Widening access offers
Information on what you need to be considered for a widening access offer.
We look beyond the grades that you achieved – or are predicted to achieve – in your exams. If you have experienced certain barriers that might make it more challenging for you to achieve our standard entry requirements, then we want to take this into consideration. In many cases, we are able to make you an offer at our lower minimum entry requirements.
What are minimum entry requirements?
Our minimum entry requirements are the grades that we ask for as a minimum for you to be considered for a place on a degree programme. These are the grades you need to have to be able to succeed academically (these grades are set by academic staff, so we know that the people who achieve this level have the potential to succeed).
Therefore, it’s very unlikely that we would accept anyone who isn’t able to achieve the minimum entry requirements. For most of our degree programmes, because of the level of competition for places, we are only able to make an offer at the minimum grades if you are eligible for extra consideration for a widening access offer.
What are standard entry requirements?
Our standard entry requirements are the grades that, based on patterns in previous application cycles, you are likely to need if you aren’t eligible for extra consideration for a widening access offer. In the majority of cases, these are significantly higher than the minimum grades: this is really down to competition for places because we get lots of highly qualified applicants for the limited number of places that we have available.

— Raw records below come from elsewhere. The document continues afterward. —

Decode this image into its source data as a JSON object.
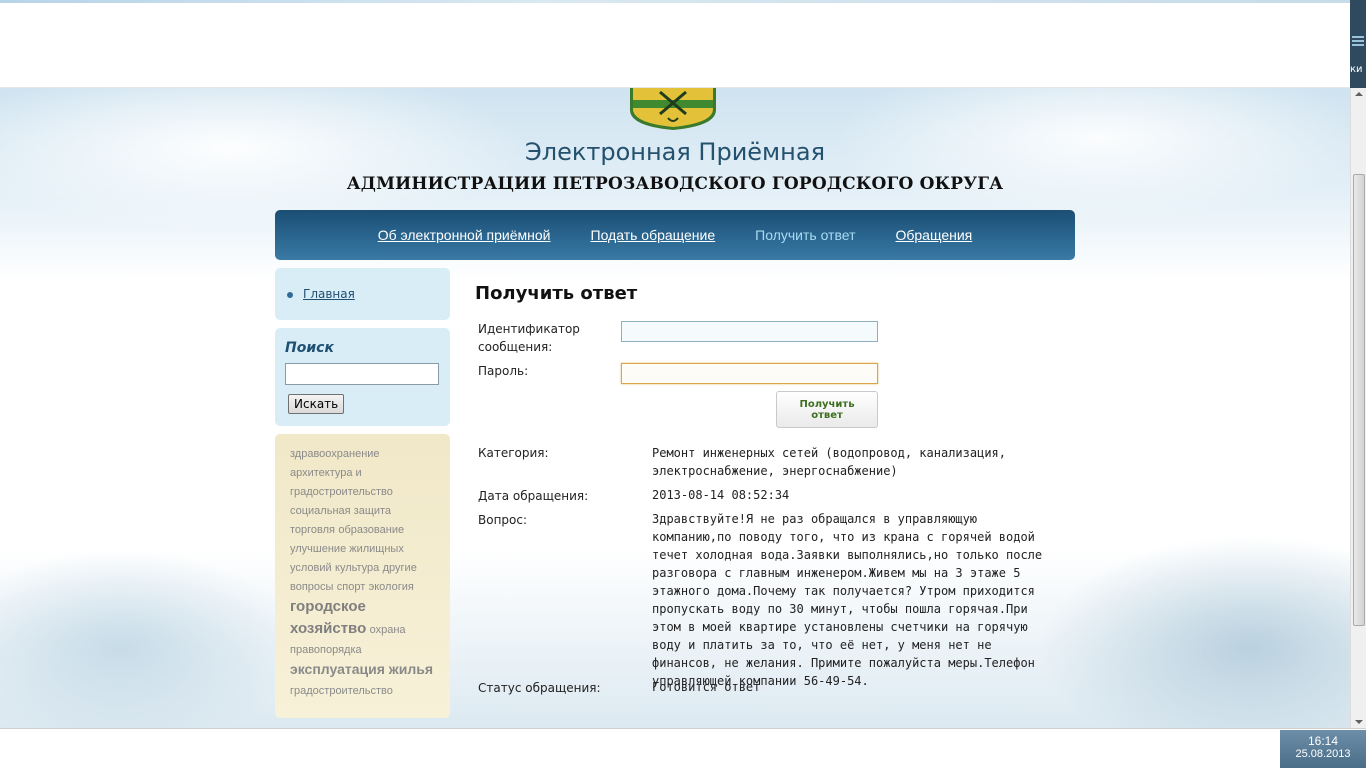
{
  "header": {
    "title": "Электронная Приёмная",
    "subtitle": "АДМИНИСТРАЦИИ ПЕТРОЗАВОДСКОГО ГОРОДСКОГО ОКРУГА"
  },
  "browser": {
    "edge_text": "ки"
  },
  "nav": {
    "items": [
      {
        "label": "Об электронной приёмной"
      },
      {
        "label": "Подать обращение"
      },
      {
        "label": "Получить ответ"
      },
      {
        "label": "Обращения"
      }
    ],
    "active_index": 2
  },
  "sidebar": {
    "home_link": "Главная",
    "search": {
      "title": "Поиск",
      "input_value": "",
      "button_label": "Искать"
    },
    "tags": [
      {
        "label": "здравоохранение"
      },
      {
        "label": "архитектура и градостроительство"
      },
      {
        "label": "социальная защита"
      },
      {
        "label": "торговля"
      },
      {
        "label": "образование"
      },
      {
        "label": "улучшение жилищных условий"
      },
      {
        "label": "культура"
      },
      {
        "label": "другие вопросы"
      },
      {
        "label": "спорт"
      },
      {
        "label": "экология"
      },
      {
        "label": "городское хозяйство"
      },
      {
        "label": "охрана правопорядка"
      },
      {
        "label": "эксплуатация жилья"
      },
      {
        "label": "градостроительство"
      }
    ]
  },
  "main": {
    "title": "Получить ответ",
    "form": {
      "id_label": "Идентификатор сообщения:",
      "id_value": "",
      "password_label": "Пароль:",
      "password_value": "",
      "submit_label": "Получить ответ"
    },
    "result": {
      "category_label": "Категория:",
      "category_value": "Ремонт инженерных сетей (водопровод, канализация, электроснабжение, энергоснабжение)",
      "date_label": "Дата обращения:",
      "date_value": "2013-08-14 08:52:34",
      "question_label": "Вопрос:",
      "question_value": "Здравствуйте!Я не раз обращался в управляющую компанию,по поводу того, что из крана с горячей водой течет холодная вода.Заявки выполнялись,но только после разговора с главным инженером.Живем мы на 3 этаже 5 этажного дома.Почему так получается? Утром приходится пропускать воду по 30 минут, чтобы пошла горячая.При этом в моей квартире установлены счетчики на горячую воду и платить за то, что её нет, у меня нет не финансов, не желания. Примите пожалуйста меры.Телефон управляющей компании 56-49-54.",
      "status_label": "Статус обращения:",
      "status_value": "Готовится ответ"
    }
  },
  "taskbar": {
    "time": "16:14",
    "date": "25.08.2013"
  }
}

We look at three main things when making widening access offers:
- Your home postcode: we look at whether or not you live in a geographical area of the UK that is defined by government data as being an area of deprivation.
- Your school or college: we look at the academic attainment and, in some cases, the percentage of students from your school or college who progress to higher education.
- Whether you are care experienced.
- Whether you are a refugee or an asylum seeker
- Whether you have completed a Scottish Wider Access Programme (SWAP) or University of Edinburgh Access Programme.
- Whether you are eligible for support from Lothians Equal Access Programme for Schools (LEAPS).
Some of these factors will allow us to make an offer based on our minimum entrance requirements; others allow us to give extra credit in the admissions process and then make offers based on our standard entrance requirements – there’s more information about this below.
We don’t look at factors such as gender, ethnicity, parental occupation or whether you’ve attended a state or independent school/college when making widening access offers.
You can find out more about the factors we look at when making widening access offers:
What about other barriers that you might have faced?
We only use the factors listed above when making widening access offers. However, you may feel that you have other extenuating circumstances that you want us to be aware of. Although we can’t guarantee that our admissions teams can make any concessions for any other factors, you can still ask your UCAS referee to outline these in your UCAS reference. You may also want to follow this up with further information by contacting undergraduate admissions.
Even if you aren’t eligible for extra consideration, we may be able to offer you some extra support if you become a student with us, if you feel you need it. For example, we are able to provide extra advice and guidance for student carers and estranged students:
When you apply to the University through UCAS, we use the information that you’ve provided on your application to see if any of the factors listed above apply to you.
If you are care experienced, it’s really important that you answer that question on your UCAS application. (Our admissions team might get in touch with you to ask for a bit more information about your care experience: don’t worry, they only need very basic information from you.)
If you are a refugee or an asylum seeker, we will get that information from your UCAS application and/or your assigned fee status.
We’ll automatically get the other factors (postcode and school information) from your application.
Once we have all the information we need, we give flags to any application where we’ve identified these factors. We then process your application, giving extra consideration depending on which flag you are assigned.
There are two types of flags that we can assign an application: “Plus flag” and “Flag". We are currently reviewing the criteria we will use to assign flags for 2022 entry and will update this page by July 2021 with more detailed information.
Plus flag concession
In the majority of cases, a “Plus flag” applicant will be guaranteed an offer at the minimum entry requirement. You need to be predicted to meet those grades if you haven;t already met them.
You’ll also need to have any required subjects that we need: this varies depending on your chosen course, so check our degree finder for the degree programme you are interested in studying.
Unfortunately, we can’t make this absolute guarantee for subjects like art, design, medicine, veterinary medicine, education and nursing. This is because we look at more than just academic grades in the selection process for those subjects (we also look at portfolios, UCAT scores, interviews etc.)
In these cases, if you have a “Plus flag” and have achieved or are predicted to achieve the minimum entry requirement, we guarantee that your application will be given extra credit and will progress to the next stage in the selection process (e.g. the interview stage for veterinary medicine or the portfolio stage for art/design).
If you are assigned a “Flag”, you’ll also be given a bit more credit in the admissions process than an applicant without either flag. You’ll be prioritised for a place in degree programmes where competition for places is high, but it’ll be at the standard entry requirement, rather than the minimum.
It’s really easy to find out whether you'll get a flag by using our online checker. At the moment, the checker is for applicants who are looking to begin their studies in September 2021. This means its results may not be accurate if you are applying for 2022 entry. Our next refresh of the online checker will take place by September 2021 to include up-to-date information for 2022 entry.
If you have any queries at all, you can always contact the Widening Participation team.